After the initial setup it is time to give the Mesay 3.0 a try. That is quite simple: press the button, say what you want to say and wait until the text is translated. Actually, it is a bit hilarious. After a slight delay a female voice delivers an automatic translation, literally translating the text from Dutch into English and vice versa. Curious people around me cannot wait to put the device to the test, telling jokes, using difficult words, etc. In some cases the translations are quite accurate, but in other cases the translation computer doesn’t quite nail it, outputting a translation that does not make sense at all or only delivering the first part of the speech. In most cases it is enough to understand the meaning, but sometimes difficult sayings require the speaker to re-think his wordings and re-formulate the sentence.
Is the end of the interpreter near?
After having tested the device the feelings are mixed: while the technology is interesting and promising, and Mesay 3.0 does a good job in some cases, in other cases it fails badly. To deliver the most accurate results, people should also input one sentence at a time, which delays the message enormously. These are things flesh and blood interpreters are great at, delivering an accurate translation (word by word if required or somewhat more freely if possible). Furthermore they can listen to more than one sentence at a time, not hindering a person delivering their speech and not necessarily delaying the message to be shared. One of the great differences between the Mesay 3.0 (and many similar devices) therefore is that this device will be centre stage during a talk, while interpreters tend to be as invisible as possible when doing their jobs.
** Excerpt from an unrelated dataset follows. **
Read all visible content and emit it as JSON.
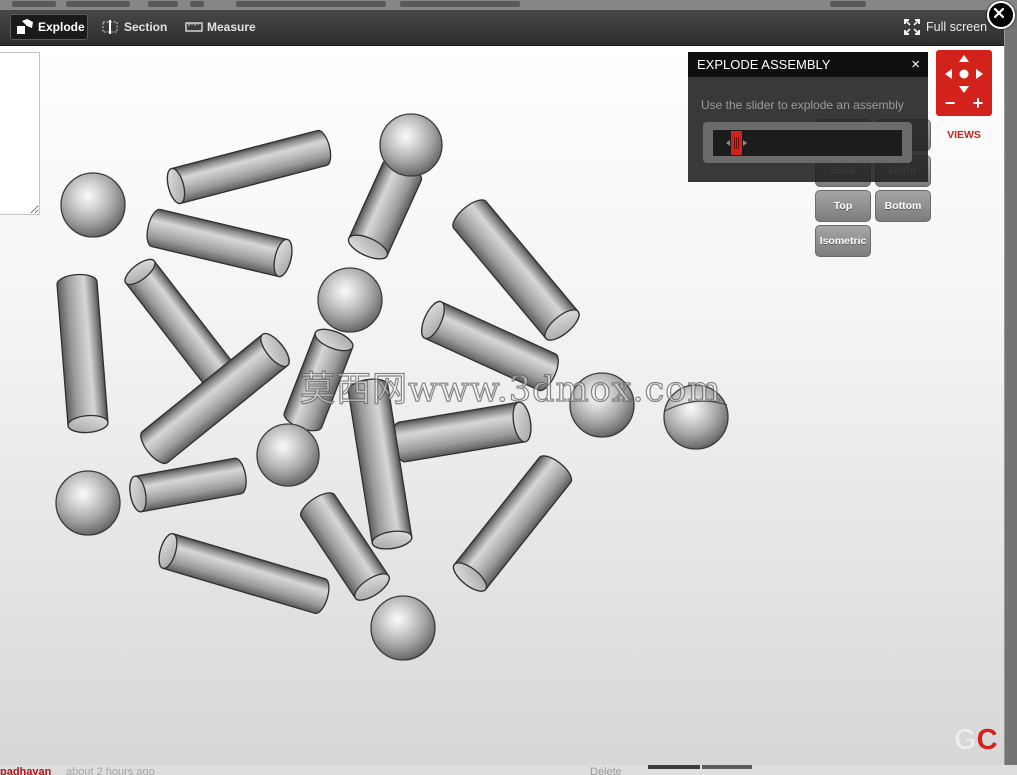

Given the translation flaws and the technological limitations of the current technology the answer on the introductory question (“Will the interpreter survive technology”) should be positive: at the moment the technology used in this type of devices is too generic and error-prone to be used effectively. While the Mesay 3.0 could do a great job in simple talks (in the English-Dutch language pair at least), it could generate poor results in business meetings and other critical discussions. Of course the translation computer offers interested travelers and geeks a great gadget to show and use, and in many cases is only a soft brew of advanced business technologies, so there might be many more intrusive technologies lurking to replace the interpreter. Voice translators might leave users and general audiences in awe (which is what I saw at a conference for professional translators and interpreters last year) but this kind of device will not rock the foundations of their industry yet.